_Task objective_. Throughout the records below, find each line holding "title" and copy it.

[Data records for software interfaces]

Content starts

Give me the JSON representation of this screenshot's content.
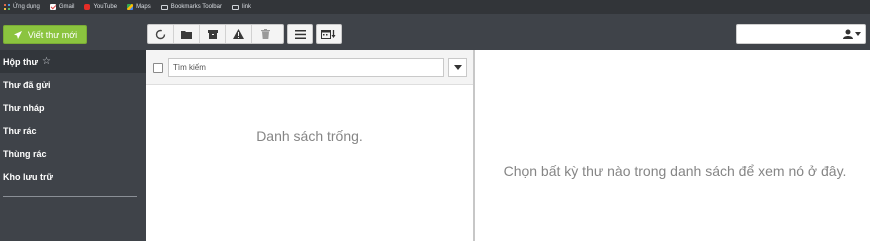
{
  "bookmarks": [
    {
      "label": "Ứng dụng",
      "icon": "apps-icon"
    },
    {
      "label": "Gmail",
      "icon": "gmail-icon"
    },
    {
      "label": "YouTube",
      "icon": "youtube-icon"
    },
    {
      "label": "Maps",
      "icon": "maps-icon"
    },
    {
      "label": "Bookmarks Toolbar",
      "icon": "folder-icon"
    },
    {
      "label": "link",
      "icon": "folder-icon"
    }
  ],
  "compose": {
    "label": "Viết thư mới",
    "icon": "paper-plane-icon",
    "color": "#8bc43f"
  },
  "sidebar": {
    "items": [
      {
        "label": "Hộp thư",
        "icon": "star-icon",
        "active": true
      },
      {
        "label": "Thư đã gửi"
      },
      {
        "label": "Thư nháp"
      },
      {
        "label": "Thư rác"
      },
      {
        "label": "Thùng rác"
      },
      {
        "label": "Kho lưu trữ"
      }
    ]
  },
  "toolbar": {
    "buttons": [
      "refresh-icon",
      "folder-move-icon",
      "archive-icon",
      "spam-warning-icon",
      "trash-icon",
      "menu-icon",
      "calendar-sort-icon"
    ]
  },
  "account": {
    "icon": "user-icon",
    "value": ""
  },
  "list": {
    "search_placeholder": "Tìm kiếm",
    "empty_message": "Danh sách trống."
  },
  "preview": {
    "message": "Chọn bất kỳ thư nào trong danh sách để xem nó ở đây."
  },
  "colors": {
    "background": "#3f4349",
    "accent_green": "#8bc43f",
    "text_muted": "#858585"
  }
}
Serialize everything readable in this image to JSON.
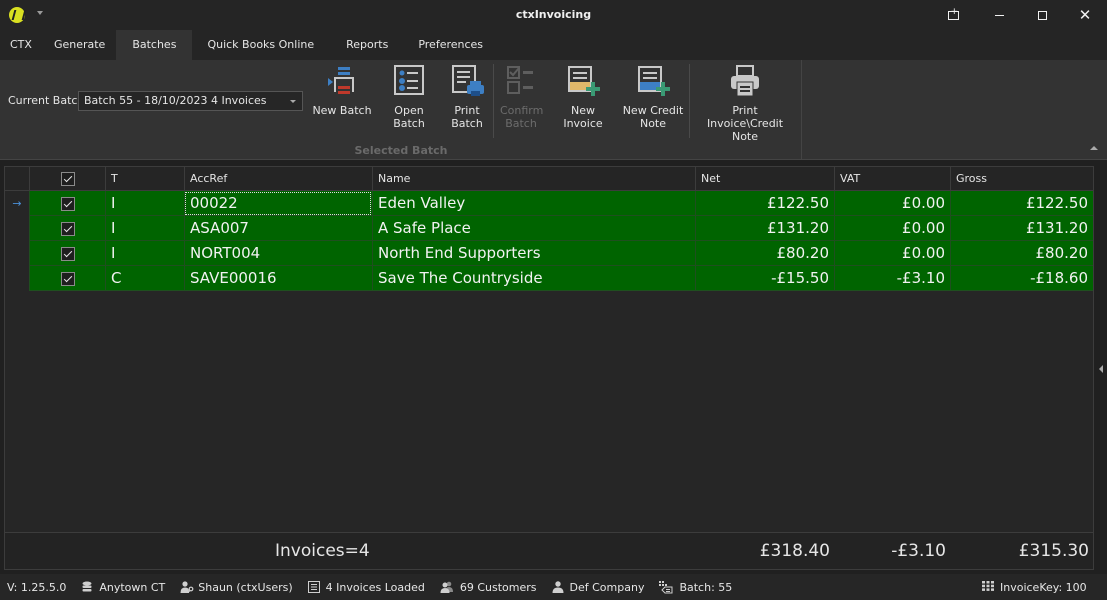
{
  "window": {
    "title": "ctxInvoicing",
    "controls": [
      "pin",
      "minimize",
      "maximize",
      "close"
    ]
  },
  "tabs": [
    {
      "label": "CTX",
      "active": false
    },
    {
      "label": "Generate",
      "active": false
    },
    {
      "label": "Batches",
      "active": true
    },
    {
      "label": "Quick Books Online",
      "active": false
    },
    {
      "label": "Reports",
      "active": false
    },
    {
      "label": "Preferences",
      "active": false
    }
  ],
  "ribbon": {
    "current_batch_label": "Current Batch",
    "current_batch_value": "Batch 55 - 18/10/2023 4 Invoices",
    "group_caption": "Selected Batch",
    "buttons": {
      "new_batch": {
        "line1": "New Batch",
        "line2": "",
        "icon": "new-batch-icon"
      },
      "open_batch": {
        "line1": "Open Batch",
        "line2": "",
        "icon": "open-batch-icon"
      },
      "print_batch": {
        "line1": "Print",
        "line2": "Batch",
        "icon": "print-batch-icon"
      },
      "confirm_batch": {
        "line1": "Confirm",
        "line2": "Batch",
        "icon": "confirm-batch-icon",
        "disabled": true
      },
      "new_invoice": {
        "line1": "New Invoice",
        "line2": "",
        "icon": "new-invoice-icon"
      },
      "new_credit_note": {
        "line1": "New Credit",
        "line2": "Note",
        "icon": "new-credit-note-icon"
      },
      "print_invoice": {
        "line1": "Print",
        "line2": "Invoice\\Credit Note",
        "icon": "printer-icon"
      }
    }
  },
  "grid": {
    "columns": [
      "",
      "T",
      "AccRef",
      "Name",
      "Net",
      "VAT",
      "Gross"
    ],
    "rows": [
      {
        "selected": true,
        "type": "I",
        "accref": "00022",
        "name": "Eden Valley",
        "net": "£122.50",
        "vat": "£0.00",
        "gross": "£122.50",
        "current": true
      },
      {
        "selected": true,
        "type": "I",
        "accref": "ASA007",
        "name": "A Safe Place",
        "net": "£131.20",
        "vat": "£0.00",
        "gross": "£131.20",
        "current": false
      },
      {
        "selected": true,
        "type": "I",
        "accref": "NORT004",
        "name": "North End Supporters",
        "net": "£80.20",
        "vat": "£0.00",
        "gross": "£80.20",
        "current": false
      },
      {
        "selected": true,
        "type": "C",
        "accref": "SAVE00016",
        "name": "Save The Countryside",
        "net": "-£15.50",
        "vat": "-£3.10",
        "gross": "-£18.60",
        "current": false
      }
    ],
    "row_color": "#006400",
    "footer": {
      "count": "Invoices=4",
      "net": "£318.40",
      "vat": "-£3.10",
      "gross": "£315.30"
    }
  },
  "statusbar": {
    "version": "V: 1.25.5.0",
    "database": "Anytown CT",
    "user": "Shaun (ctxUsers)",
    "invoices_loaded": "4 Invoices Loaded",
    "customers": "69 Customers",
    "company": "Def Company",
    "batch": "Batch: 55",
    "invoice_key": "InvoiceKey: 100"
  }
}
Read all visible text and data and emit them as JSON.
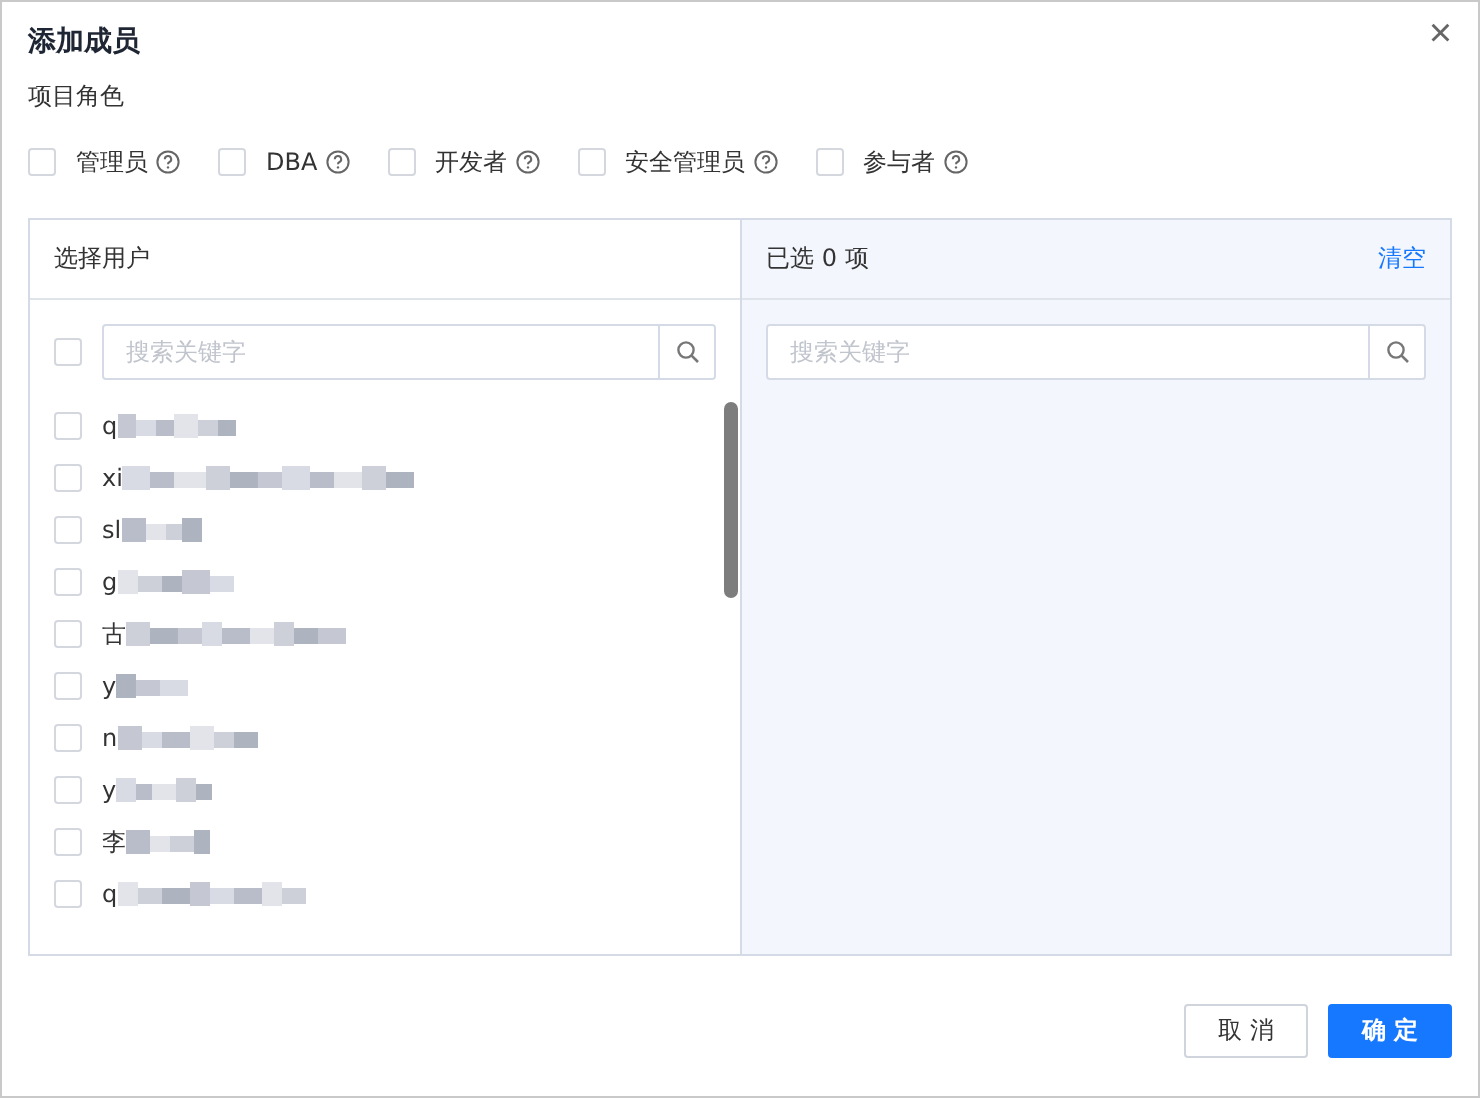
{
  "dialog": {
    "title": "添加成员",
    "close": "×"
  },
  "roles": {
    "label": "项目角色",
    "items": [
      {
        "label": "管理员",
        "checked": false
      },
      {
        "label": "DBA",
        "checked": false
      },
      {
        "label": "开发者",
        "checked": false
      },
      {
        "label": "安全管理员",
        "checked": false
      },
      {
        "label": "参与者",
        "checked": false
      }
    ]
  },
  "source": {
    "title": "选择用户",
    "select_all": {
      "checked": false
    },
    "search": {
      "placeholder": "搜索关键字"
    },
    "users": [
      {
        "name": "q",
        "checked": false
      },
      {
        "name": "xi",
        "checked": false
      },
      {
        "name": "sl",
        "checked": false
      },
      {
        "name": "g",
        "checked": false
      },
      {
        "name": "古",
        "checked": false
      },
      {
        "name": "y",
        "checked": false
      },
      {
        "name": "n",
        "checked": false
      },
      {
        "name": "y",
        "checked": false
      },
      {
        "name": "李",
        "checked": false
      },
      {
        "name": "q",
        "checked": false
      }
    ]
  },
  "target": {
    "title": "已选 0 项",
    "clear": "清空",
    "search": {
      "placeholder": "搜索关键字"
    }
  },
  "buttons": [
    {
      "label": "取 消",
      "kind": "secondary"
    },
    {
      "label": "确 定",
      "kind": "primary"
    }
  ]
}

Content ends

_Exercise response_.
    "title": "ctxInvoicing",
    "title": "添加成员",
    "title": "选择用户",
    "title": "已选 0 项",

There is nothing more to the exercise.